--- Task statement ---
Output all records precisely as written.

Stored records
◇ ◇ ◇ ◇ ◇ ◇ ◇

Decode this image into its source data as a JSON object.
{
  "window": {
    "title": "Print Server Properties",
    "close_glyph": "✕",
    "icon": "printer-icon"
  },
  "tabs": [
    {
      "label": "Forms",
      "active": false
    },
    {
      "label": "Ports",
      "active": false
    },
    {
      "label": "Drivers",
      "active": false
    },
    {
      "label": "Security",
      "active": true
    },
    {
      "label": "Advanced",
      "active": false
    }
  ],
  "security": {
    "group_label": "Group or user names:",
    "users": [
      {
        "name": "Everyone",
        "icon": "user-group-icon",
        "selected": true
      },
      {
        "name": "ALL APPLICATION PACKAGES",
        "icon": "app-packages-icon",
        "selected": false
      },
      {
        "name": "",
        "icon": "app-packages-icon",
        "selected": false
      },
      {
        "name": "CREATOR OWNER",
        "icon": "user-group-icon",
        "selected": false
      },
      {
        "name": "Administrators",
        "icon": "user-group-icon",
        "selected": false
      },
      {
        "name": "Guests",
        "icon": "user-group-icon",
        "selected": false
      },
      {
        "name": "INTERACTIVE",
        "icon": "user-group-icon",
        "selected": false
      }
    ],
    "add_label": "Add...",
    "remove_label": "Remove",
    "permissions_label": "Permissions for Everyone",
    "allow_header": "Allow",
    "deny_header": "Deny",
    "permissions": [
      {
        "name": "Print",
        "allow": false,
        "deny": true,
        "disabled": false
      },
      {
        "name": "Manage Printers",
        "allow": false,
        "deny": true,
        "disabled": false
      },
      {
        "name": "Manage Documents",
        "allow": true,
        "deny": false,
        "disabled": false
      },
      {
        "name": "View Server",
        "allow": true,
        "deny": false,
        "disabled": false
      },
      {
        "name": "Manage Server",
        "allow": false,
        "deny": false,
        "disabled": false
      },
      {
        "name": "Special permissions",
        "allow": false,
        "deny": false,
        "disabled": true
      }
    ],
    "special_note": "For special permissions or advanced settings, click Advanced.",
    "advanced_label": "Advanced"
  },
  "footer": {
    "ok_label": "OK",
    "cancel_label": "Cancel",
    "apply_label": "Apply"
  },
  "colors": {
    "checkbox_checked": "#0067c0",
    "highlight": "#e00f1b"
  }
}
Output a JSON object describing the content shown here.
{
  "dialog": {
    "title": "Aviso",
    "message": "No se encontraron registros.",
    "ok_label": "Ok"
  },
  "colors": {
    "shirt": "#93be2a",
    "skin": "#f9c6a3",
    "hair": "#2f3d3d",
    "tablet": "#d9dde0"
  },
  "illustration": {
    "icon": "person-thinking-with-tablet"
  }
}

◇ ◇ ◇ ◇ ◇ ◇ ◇

--- Answer to this exercise ---
Decode this image into its source data as a JSON object.
{
  "window": {
    "title": "Print Server Properties",
    "close_glyph": "✕",
    "icon": "printer-icon"
  },
  "tabs": [
    {
      "label": "Forms",
      "active": false
    },
    {
      "label": "Ports",
      "active": false
    },
    {
      "label": "Drivers",
      "active": false
    },
    {
      "label": "Security",
      "active": true
    },
    {
      "label": "Advanced",
      "active": false
    }
  ],
  "security": {
    "group_label": "Group or user names:",
    "users": [
      {
        "name": "Everyone",
        "icon": "user-group-icon",
        "selected": true
      },
      {
        "name": "ALL APPLICATION PACKAGES",
        "icon": "app-packages-icon",
        "selected": false
      },
      {
        "name": "",
        "icon": "app-packages-icon",
        "selected": false
      },
      {
        "name": "CREATOR OWNER",
        "icon": "user-group-icon",
        "selected": false
      },
      {
        "name": "Administrators",
        "icon": "user-group-icon",
        "selected": false
      },
      {
        "name": "Guests",
        "icon": "user-group-icon",
        "selected": false
      },
      {
        "name": "INTERACTIVE",
        "icon": "user-group-icon",
        "selected": false
      }
    ],
    "add_label": "Add...",
    "remove_label": "Remove",
    "permissions_label": "Permissions for Everyone",
    "allow_header": "Allow",
    "deny_header": "Deny",
    "permissions": [
      {
        "name": "Print",
        "allow": false,
        "deny": true,
        "disabled": false
      },
      {
        "name": "Manage Printers",
        "allow": false,
        "deny": true,
        "disabled": false
      },
      {
        "name": "Manage Documents",
        "allow": true,
        "deny": false,
        "disabled": false
      },
      {
        "name": "View Server",
        "allow": true,
        "deny": false,
        "disabled": false
      },
      {
        "name": "Manage Server",
        "allow": false,
        "deny": false,
        "disabled": false
      },
      {
        "name": "Special permissions",
        "allow": false,
        "deny": false,
        "disabled": true
      }
    ],
    "special_note": "For special permissions or advanced settings, click Advanced.",
    "advanced_label": "Advanced"
  },
  "footer": {
    "ok_label": "OK",
    "cancel_label": "Cancel",
    "apply_label": "Apply"
  },
  "colors": {
    "checkbox_checked": "#0067c0",
    "highlight": "#e00f1b"
  }
}
Output a JSON object describing the content shown here.
{
  "dialog": {
    "title": "Aviso",
    "message": "No se encontraron registros.",
    "ok_label": "Ok"
  },
  "colors": {
    "shirt": "#93be2a",
    "skin": "#f9c6a3",
    "hair": "#2f3d3d",
    "tablet": "#d9dde0"
  },
  "illustration": {
    "icon": "person-thinking-with-tablet"
  }
}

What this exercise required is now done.